>Gary Fuis
>Earthquakes: Preparation and Prediction
>Earthquake prediction has been an elusive goal for earth scientists. Given the
>lack of certainty that we will ever be able to predict earthquakes, scientists and
>engineers are concentrating on mitigating the well known effects of earthquakes.  
>Earthquakes do not kill people, buildings do.  We need to design buildings to
>withstand earthquakes, and we need to know the level of earthquake threat that
>exists for each building.
>Dr. Gary Fuis, a geophysicist with the U.S. Geological Survey in Menlo Park,
>will review the hopes and failures of earthquake prediction during the last half
>century and talk about what scientists are now doing to determine the risks for
>buildings.  Earthquake prediction is not dead, however.  Scientists (and the
>public) are ever hopeful that prediction can be done at some level, and there
>are some new leads that are now being pursued.
Dr. Fuis began his talk by explaining that until about 1968, predicting earthquakes was considered to be impossible. Then during the 1970s there was a period when they thought we would get there, but since then the probability that near term (days to weeks) earthquakes would be predicted turned out to be slight. Long term predictions (within a decade or two) are now beginning to be made.

For a while they thought they would be able to predict earthquakes by looking at the speed at which sound moved through the rock, but that turned out to be a dry hole. Another group he knows of studied the way animals react to earthquakes, but that didn't produce results any better than listening to the hunches of people. Other studies have concluded that earthquakes are more likely to happen when tidal stresses are largest, but there are several thousand tides per earthquake, and nobody has learned how to figure out which tide is likely to be the one.
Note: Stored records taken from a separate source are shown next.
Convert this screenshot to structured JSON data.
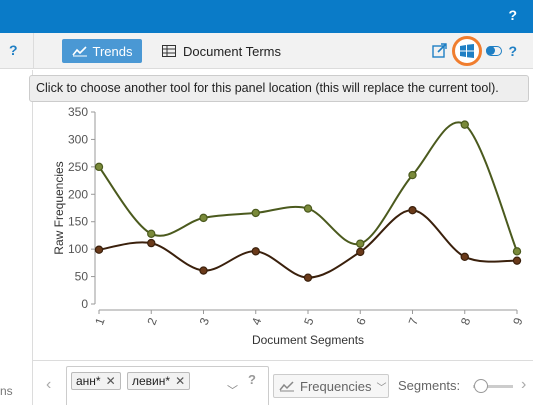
{
  "topbar": {
    "help": "?"
  },
  "subbar": {
    "left_help": "?",
    "tabs": [
      {
        "label": "Trends",
        "active": true
      },
      {
        "label": "Document Terms",
        "active": false
      }
    ],
    "right_help": "?"
  },
  "tooltip": {
    "text": "Click to choose another tool for this panel location (this will replace the current tool)."
  },
  "left_panel": {
    "stub_text": "ns"
  },
  "chart_data": {
    "type": "line",
    "xlabel": "Document Segments",
    "ylabel": "Raw Frequencies",
    "x": [
      1,
      2,
      3,
      4,
      5,
      6,
      7,
      8,
      9
    ],
    "ylim": [
      0,
      350
    ],
    "yticks": [
      0,
      50,
      100,
      150,
      200,
      250,
      300,
      350
    ],
    "series": [
      {
        "name": "анн*",
        "color": "#4b5a1e",
        "values": [
          250,
          128,
          157,
          166,
          174,
          110,
          235,
          327,
          96
        ]
      },
      {
        "name": "левин*",
        "color": "#3a200c",
        "values": [
          99,
          111,
          61,
          96,
          48,
          95,
          171,
          86,
          79
        ]
      }
    ],
    "grid": false
  },
  "bottom": {
    "terms": [
      {
        "label": "анн*"
      },
      {
        "label": "левин*"
      }
    ],
    "help": "?",
    "freq_label": "Frequencies",
    "segments_label": "Segments:"
  }
}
Despite all this, a Chinese team did successfully predict one large earthquake, and a New York team predicted a couple of others. However, this has not proven to be repeatable to the point where the predictions have the credibility of weather forecasts.

Dr. Fuis has spent much time studying the Los Angeles basin, where many earthquakes have happened. His team gave the area the seismic equivalent of an ultrasound and a CAT scan, exploding charges all across the basin to map out rock formations and faults from wave speeds and echoes. He showed us many well done charts of the area, illustrating how the Pacific Plate is colliding with the North American plate along the San Andreas fault, raising the Transverse Ranges of southern California and causing many large compressional earthquakes, such as the 1971 San Fernando and 1994 Northridge earthquakes.  These quakes are driven from below by silent slip on a deep slip surface, or "decollement", that approximately divides the brittle upper crust from the ductile lower crust.
He explained that most large earthquakes in California happen on "blind" thrust faults, young compressional faults that have not yet been exposed at the surface and are hidden from view. Scientists have been successful in identifying locations on the earth's surface where earthquake shaking will be amplified, as it was under the Cypress structure and Marina District during the Loma Prieta earthquake.  Amplification occurs on very soft soil that can be natural, such as under the Cypress structure, or man-made, as under the Marina District.  Amplification also occurs atop deep sedimentary basins, such as the Los Angeles basin and, closer to home, the Evergreen and Cupertino basins of San Jose.  Scientists are now also able to produce maps, immediately following an earthquake, showing where the epicenter is and where shaking and damage are likely to  be greatest. He showed us the maps of predicted shaking that were produced after the the Loma  Prieta and Northridge earthquakes.  These maps are useful for emergency responders.  The map for the Loma Prieta earthquake showed the damage greatest in Santa Cruz.

Another area where earthquake research has paid off is in understanding how buildings behave when shaken and how to counteract damage from shaking by improving building designs and standards. Building standards were first upgraded as a result of the 1933 Long Beach, California, earthquake and have since been revised as a result of other earthquakes in the State, because "Earthquakes don't kill people, buildings kill people." He showed us pictures of large buildings with interesting earthquake protections measures built in. One was an office building in Utah with shock absorbers in the walls, and another was a large stone government building in San Francisco that was put on skids so the ground underneath it could move without the building moving as much.

Tian Harter